= Beginning of Section =
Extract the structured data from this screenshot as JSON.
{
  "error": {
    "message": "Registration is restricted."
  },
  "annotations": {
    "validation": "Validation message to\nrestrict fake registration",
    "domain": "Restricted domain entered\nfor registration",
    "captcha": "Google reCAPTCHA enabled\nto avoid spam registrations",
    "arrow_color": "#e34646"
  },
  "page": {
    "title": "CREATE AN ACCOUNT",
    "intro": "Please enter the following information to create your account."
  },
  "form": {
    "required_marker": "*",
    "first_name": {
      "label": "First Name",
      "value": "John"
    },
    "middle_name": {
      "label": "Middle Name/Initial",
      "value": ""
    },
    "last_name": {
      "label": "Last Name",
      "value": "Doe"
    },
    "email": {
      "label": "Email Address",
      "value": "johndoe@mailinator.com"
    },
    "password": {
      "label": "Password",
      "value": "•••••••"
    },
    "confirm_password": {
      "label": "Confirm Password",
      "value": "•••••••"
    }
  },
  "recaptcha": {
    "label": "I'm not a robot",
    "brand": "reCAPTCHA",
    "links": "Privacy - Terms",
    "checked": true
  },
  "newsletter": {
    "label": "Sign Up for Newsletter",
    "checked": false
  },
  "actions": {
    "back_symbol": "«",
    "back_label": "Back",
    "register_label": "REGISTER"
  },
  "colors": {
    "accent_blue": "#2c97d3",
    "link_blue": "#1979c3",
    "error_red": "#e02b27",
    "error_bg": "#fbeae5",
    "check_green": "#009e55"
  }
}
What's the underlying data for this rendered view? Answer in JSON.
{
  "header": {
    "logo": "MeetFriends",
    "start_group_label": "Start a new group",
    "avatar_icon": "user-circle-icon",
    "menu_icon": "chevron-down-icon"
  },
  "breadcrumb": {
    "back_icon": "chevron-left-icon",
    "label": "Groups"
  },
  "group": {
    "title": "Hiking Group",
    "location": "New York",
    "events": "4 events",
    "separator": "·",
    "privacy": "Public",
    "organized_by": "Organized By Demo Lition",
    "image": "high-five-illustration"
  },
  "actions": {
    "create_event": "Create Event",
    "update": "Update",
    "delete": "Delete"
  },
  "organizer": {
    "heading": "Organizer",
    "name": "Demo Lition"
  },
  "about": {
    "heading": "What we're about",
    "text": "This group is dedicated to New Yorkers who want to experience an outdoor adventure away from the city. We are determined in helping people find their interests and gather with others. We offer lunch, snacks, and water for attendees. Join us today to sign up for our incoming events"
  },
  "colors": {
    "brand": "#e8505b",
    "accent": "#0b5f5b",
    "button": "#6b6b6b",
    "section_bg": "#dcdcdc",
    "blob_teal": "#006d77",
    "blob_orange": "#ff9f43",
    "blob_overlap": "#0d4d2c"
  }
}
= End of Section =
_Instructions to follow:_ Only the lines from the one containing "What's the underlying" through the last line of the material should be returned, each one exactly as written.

_Written response:_
What's the underlying data for this rendered view? Answer in JSON.
{
  "header": {
    "logo": "MeetFriends",
    "start_group_label": "Start a new group",
    "avatar_icon": "user-circle-icon",
    "menu_icon": "chevron-down-icon"
  },
  "breadcrumb": {
    "back_icon": "chevron-left-icon",
    "label": "Groups"
  },
  "group": {
    "title": "Hiking Group",
    "location": "New York",
    "events": "4 events",
    "separator": "·",
    "privacy": "Public",
    "organized_by": "Organized By Demo Lition",
    "image": "high-five-illustration"
  },
  "actions": {
    "create_event": "Create Event",
    "update": "Update",
    "delete": "Delete"
  },
  "organizer": {
    "heading": "Organizer",
    "name": "Demo Lition"
  },
  "about": {
    "heading": "What we're about",
    "text": "This group is dedicated to New Yorkers who want to experience an outdoor adventure away from the city. We are determined in helping people find their interests and gather with others. We offer lunch, snacks, and water for attendees. Join us today to sign up for our incoming events"
  },
  "colors": {
    "brand": "#e8505b",
    "accent": "#0b5f5b",
    "button": "#6b6b6b",
    "section_bg": "#dcdcdc",
    "blob_teal": "#006d77",
    "blob_orange": "#ff9f43",
    "blob_overlap": "#0d4d2c"
  }
}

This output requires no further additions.